GIVEN RECORDS Start Marker
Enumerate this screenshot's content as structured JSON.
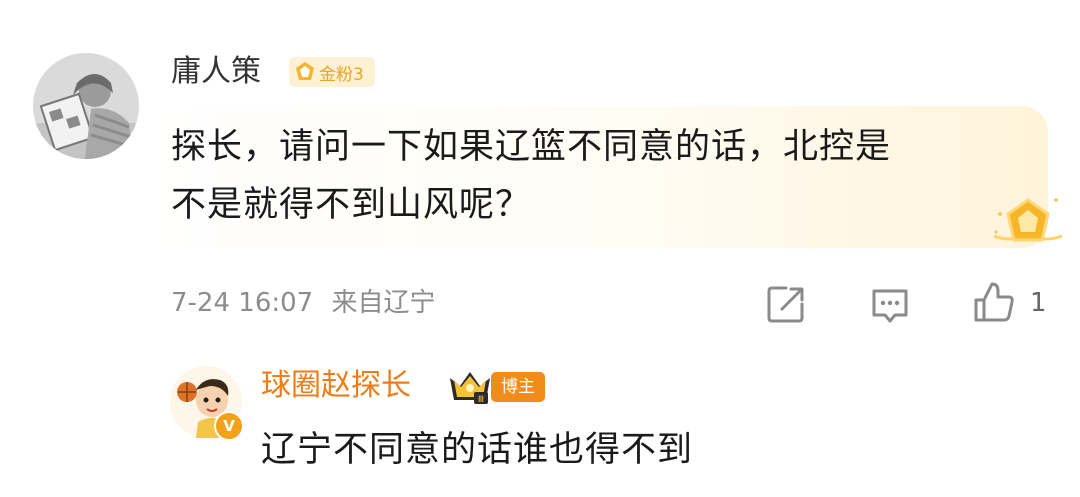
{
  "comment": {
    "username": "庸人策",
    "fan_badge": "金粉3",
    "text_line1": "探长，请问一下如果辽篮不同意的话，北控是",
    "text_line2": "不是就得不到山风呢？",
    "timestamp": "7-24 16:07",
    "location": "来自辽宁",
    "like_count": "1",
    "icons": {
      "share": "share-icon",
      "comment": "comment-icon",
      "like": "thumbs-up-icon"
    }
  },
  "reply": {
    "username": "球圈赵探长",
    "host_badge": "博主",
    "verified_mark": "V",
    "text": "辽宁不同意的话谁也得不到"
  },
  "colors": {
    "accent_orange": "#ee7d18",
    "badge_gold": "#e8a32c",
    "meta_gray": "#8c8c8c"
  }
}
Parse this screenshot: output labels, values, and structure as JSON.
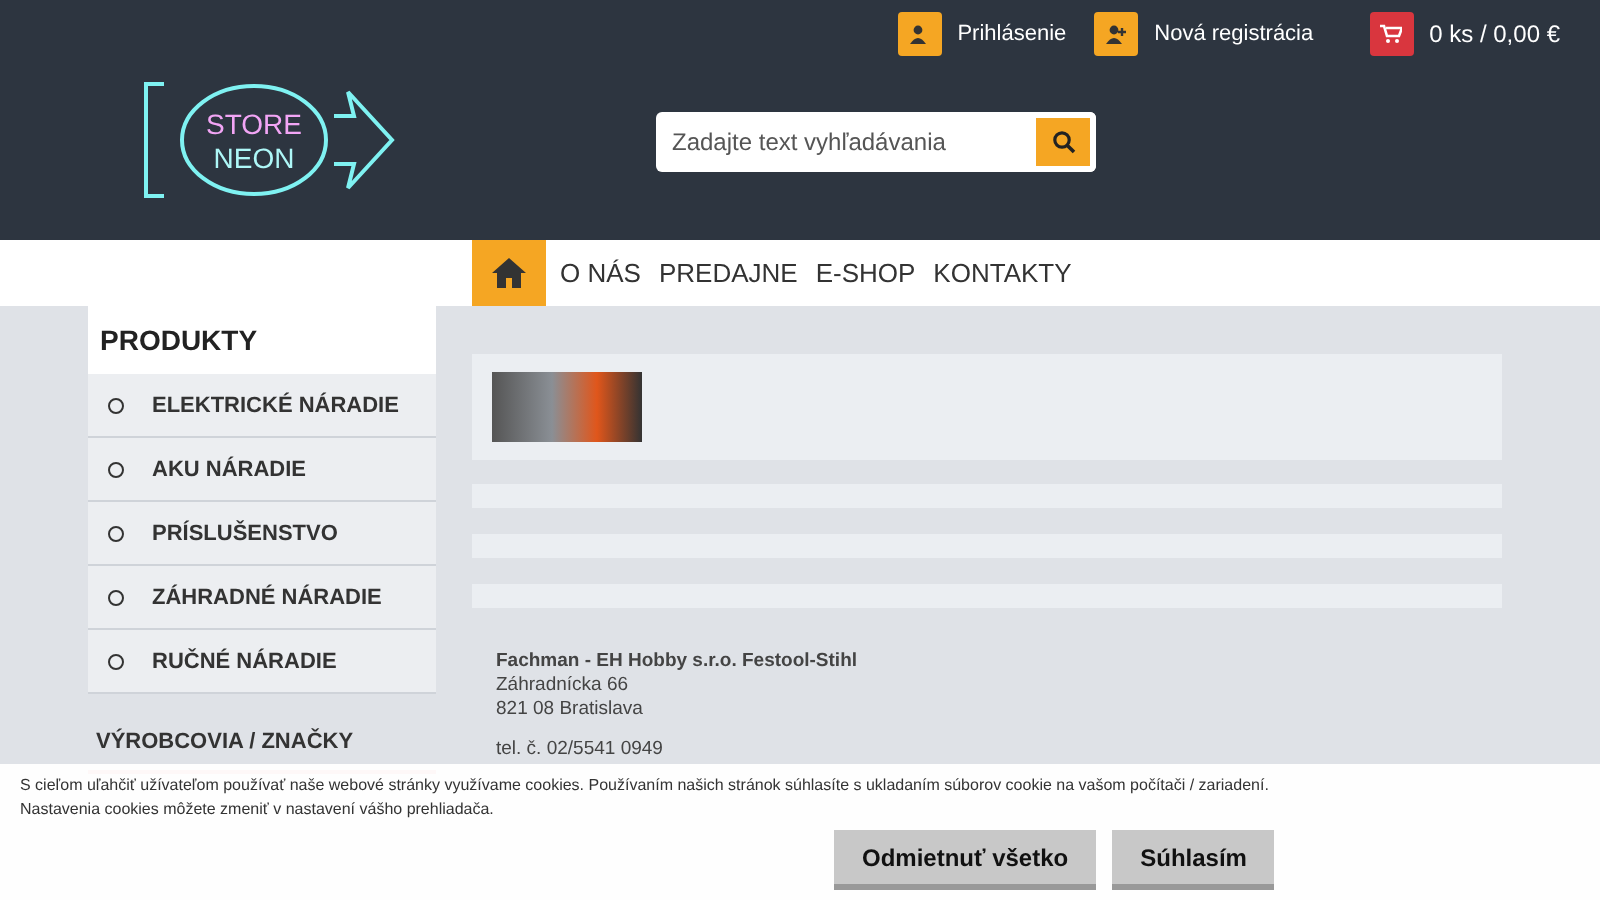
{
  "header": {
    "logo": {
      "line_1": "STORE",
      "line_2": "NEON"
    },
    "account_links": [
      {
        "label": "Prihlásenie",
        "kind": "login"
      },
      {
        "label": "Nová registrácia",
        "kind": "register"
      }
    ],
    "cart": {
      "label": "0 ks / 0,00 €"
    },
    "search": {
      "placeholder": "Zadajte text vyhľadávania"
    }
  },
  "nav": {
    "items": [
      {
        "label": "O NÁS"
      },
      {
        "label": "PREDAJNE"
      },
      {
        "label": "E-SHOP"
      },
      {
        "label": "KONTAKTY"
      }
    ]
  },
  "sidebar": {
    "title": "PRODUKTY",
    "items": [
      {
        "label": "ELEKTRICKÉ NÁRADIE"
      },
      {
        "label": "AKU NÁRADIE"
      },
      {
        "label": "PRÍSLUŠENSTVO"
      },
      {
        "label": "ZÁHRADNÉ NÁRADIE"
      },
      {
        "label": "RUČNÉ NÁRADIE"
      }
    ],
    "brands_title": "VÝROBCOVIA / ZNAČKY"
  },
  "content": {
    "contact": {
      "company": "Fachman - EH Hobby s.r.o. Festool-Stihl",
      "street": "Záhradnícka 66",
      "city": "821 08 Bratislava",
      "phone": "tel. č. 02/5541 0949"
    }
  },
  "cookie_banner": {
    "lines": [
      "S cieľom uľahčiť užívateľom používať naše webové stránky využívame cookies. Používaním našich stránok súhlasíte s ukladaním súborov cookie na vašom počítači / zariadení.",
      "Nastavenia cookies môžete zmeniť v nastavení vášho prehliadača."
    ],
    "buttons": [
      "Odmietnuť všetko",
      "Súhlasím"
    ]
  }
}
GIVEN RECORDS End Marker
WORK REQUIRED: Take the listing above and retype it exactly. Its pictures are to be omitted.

FINAL ANSWER:
Enumerate this screenshot's content as structured JSON.
{
  "comment": {
    "username": "庸人策",
    "fan_badge": "金粉3",
    "text_line1": "探长，请问一下如果辽篮不同意的话，北控是",
    "text_line2": "不是就得不到山风呢？",
    "timestamp": "7-24 16:07",
    "location": "来自辽宁",
    "like_count": "1",
    "icons": {
      "share": "share-icon",
      "comment": "comment-icon",
      "like": "thumbs-up-icon"
    }
  },
  "reply": {
    "username": "球圈赵探长",
    "host_badge": "博主",
    "verified_mark": "V",
    "text": "辽宁不同意的话谁也得不到"
  },
  "colors": {
    "accent_orange": "#ee7d18",
    "badge_gold": "#e8a32c",
    "meta_gray": "#8c8c8c"
  }
}
Parse this screenshot: output labels, values, and structure as JSON.
{
  "header": {
    "logo": {
      "line_1": "STORE",
      "line_2": "NEON"
    },
    "account_links": [
      {
        "label": "Prihlásenie",
        "kind": "login"
      },
      {
        "label": "Nová registrácia",
        "kind": "register"
      }
    ],
    "cart": {
      "label": "0 ks / 0,00 €"
    },
    "search": {
      "placeholder": "Zadajte text vyhľadávania"
    }
  },
  "nav": {
    "items": [
      {
        "label": "O NÁS"
      },
      {
        "label": "PREDAJNE"
      },
      {
        "label": "E-SHOP"
      },
      {
        "label": "KONTAKTY"
      }
    ]
  },
  "sidebar": {
    "title": "PRODUKTY",
    "items": [
      {
        "label": "ELEKTRICKÉ NÁRADIE"
      },
      {
        "label": "AKU NÁRADIE"
      },
      {
        "label": "PRÍSLUŠENSTVO"
      },
      {
        "label": "ZÁHRADNÉ NÁRADIE"
      },
      {
        "label": "RUČNÉ NÁRADIE"
      }
    ],
    "brands_title": "VÝROBCOVIA / ZNAČKY"
  },
  "content": {
    "contact": {
      "company": "Fachman - EH Hobby s.r.o. Festool-Stihl",
      "street": "Záhradnícka 66",
      "city": "821 08 Bratislava",
      "phone": "tel. č. 02/5541 0949"
    }
  },
  "cookie_banner": {
    "lines": [
      "S cieľom uľahčiť užívateľom používať naše webové stránky využívame cookies. Používaním našich stránok súhlasíte s ukladaním súborov cookie na vašom počítači / zariadení.",
      "Nastavenia cookies môžete zmeniť v nastavení vášho prehliadača."
    ],
    "buttons": [
      "Odmietnuť všetko",
      "Súhlasím"
    ]
  }
}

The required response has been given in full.